Full score & video.
Score & video. The Gloria is in my TOP THREE Dirksen pieces. Less than three minutes long, it opens with a liturgical joke and ends with an explosive Amen. Note his tempo!
Full scores & videos. By 1960 Dirksen had participated in Easter services at the Cathedral for 15 years and knew the forces intimately. This grand Mass features exceptionally brilliant writing for the brass and timpani, ground-breaking mixed meters (13/8 notoriously raised the choir’s eyebrows), and in the Agnus Dei some of his spookiest writing for the organ. It’s also noteworthy that two movements of a Mass in E major end on F# (Kyrie, Benedictus). That uncanny whole-tone lift comes a shock each time but prefigures the Gloria’s triumphant final modal cadence from D to E. He also orchestrated it for double wind quartet after the Stravinsky Mass.
This speculative work features obbligato handbell parts for 10 bells replicating / mimicking several change ringing methods in each movement as well as a carillon part for the Gloria.
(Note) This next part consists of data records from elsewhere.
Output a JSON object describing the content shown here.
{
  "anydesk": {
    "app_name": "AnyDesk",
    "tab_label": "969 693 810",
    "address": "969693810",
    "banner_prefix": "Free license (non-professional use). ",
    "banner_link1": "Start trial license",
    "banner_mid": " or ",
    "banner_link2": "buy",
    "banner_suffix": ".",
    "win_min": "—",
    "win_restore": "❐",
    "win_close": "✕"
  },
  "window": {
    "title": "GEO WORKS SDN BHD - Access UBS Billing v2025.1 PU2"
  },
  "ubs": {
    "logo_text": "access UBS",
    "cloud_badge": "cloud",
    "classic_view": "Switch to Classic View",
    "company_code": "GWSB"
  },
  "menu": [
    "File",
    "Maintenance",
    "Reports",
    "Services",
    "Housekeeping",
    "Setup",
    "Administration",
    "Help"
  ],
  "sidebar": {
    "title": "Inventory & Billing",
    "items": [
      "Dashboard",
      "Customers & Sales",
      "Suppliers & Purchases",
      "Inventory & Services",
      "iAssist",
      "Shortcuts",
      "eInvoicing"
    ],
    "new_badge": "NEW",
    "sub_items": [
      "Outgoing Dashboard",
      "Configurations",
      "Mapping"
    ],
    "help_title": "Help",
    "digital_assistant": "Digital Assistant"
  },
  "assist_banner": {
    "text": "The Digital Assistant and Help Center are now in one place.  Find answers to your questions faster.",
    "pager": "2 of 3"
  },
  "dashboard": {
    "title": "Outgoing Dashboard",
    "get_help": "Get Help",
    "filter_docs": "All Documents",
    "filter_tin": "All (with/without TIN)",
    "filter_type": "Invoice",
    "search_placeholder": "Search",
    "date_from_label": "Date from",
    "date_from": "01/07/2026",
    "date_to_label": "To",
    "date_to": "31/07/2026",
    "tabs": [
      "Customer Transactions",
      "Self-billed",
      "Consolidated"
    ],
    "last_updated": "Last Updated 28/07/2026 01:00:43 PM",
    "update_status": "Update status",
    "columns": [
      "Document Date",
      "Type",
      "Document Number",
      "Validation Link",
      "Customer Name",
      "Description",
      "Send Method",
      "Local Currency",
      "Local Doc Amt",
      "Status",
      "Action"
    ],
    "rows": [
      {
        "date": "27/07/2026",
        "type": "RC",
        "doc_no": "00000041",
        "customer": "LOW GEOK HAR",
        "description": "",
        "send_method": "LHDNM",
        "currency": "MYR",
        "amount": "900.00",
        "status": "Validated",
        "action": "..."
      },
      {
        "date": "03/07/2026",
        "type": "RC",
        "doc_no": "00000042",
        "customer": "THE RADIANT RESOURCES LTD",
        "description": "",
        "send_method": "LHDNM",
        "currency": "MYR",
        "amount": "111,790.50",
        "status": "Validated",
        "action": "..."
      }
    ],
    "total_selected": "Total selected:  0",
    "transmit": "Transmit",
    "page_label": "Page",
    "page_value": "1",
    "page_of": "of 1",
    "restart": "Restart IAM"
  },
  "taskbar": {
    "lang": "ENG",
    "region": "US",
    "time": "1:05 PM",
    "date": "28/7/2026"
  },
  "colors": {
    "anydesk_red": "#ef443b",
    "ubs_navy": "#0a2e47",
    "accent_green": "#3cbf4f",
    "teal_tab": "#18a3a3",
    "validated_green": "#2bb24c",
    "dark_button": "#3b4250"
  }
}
Score & Audio. Liturgical setting, with bells – reworked from the 1966 / Rite I Communion Service in G.
For the visit of the Archbishop of Canterbury, 10/14/79. Three brilliant trumpet parts in the Gloria.
Score & audio. A two-part setting.
Dirksen’s Bernstein phase.
Score & audio. This material has many components in various styles and can be used in many different forms.
Once sung. never forgotten.
Three versicles and responses to open the Palm Sunday liturgy.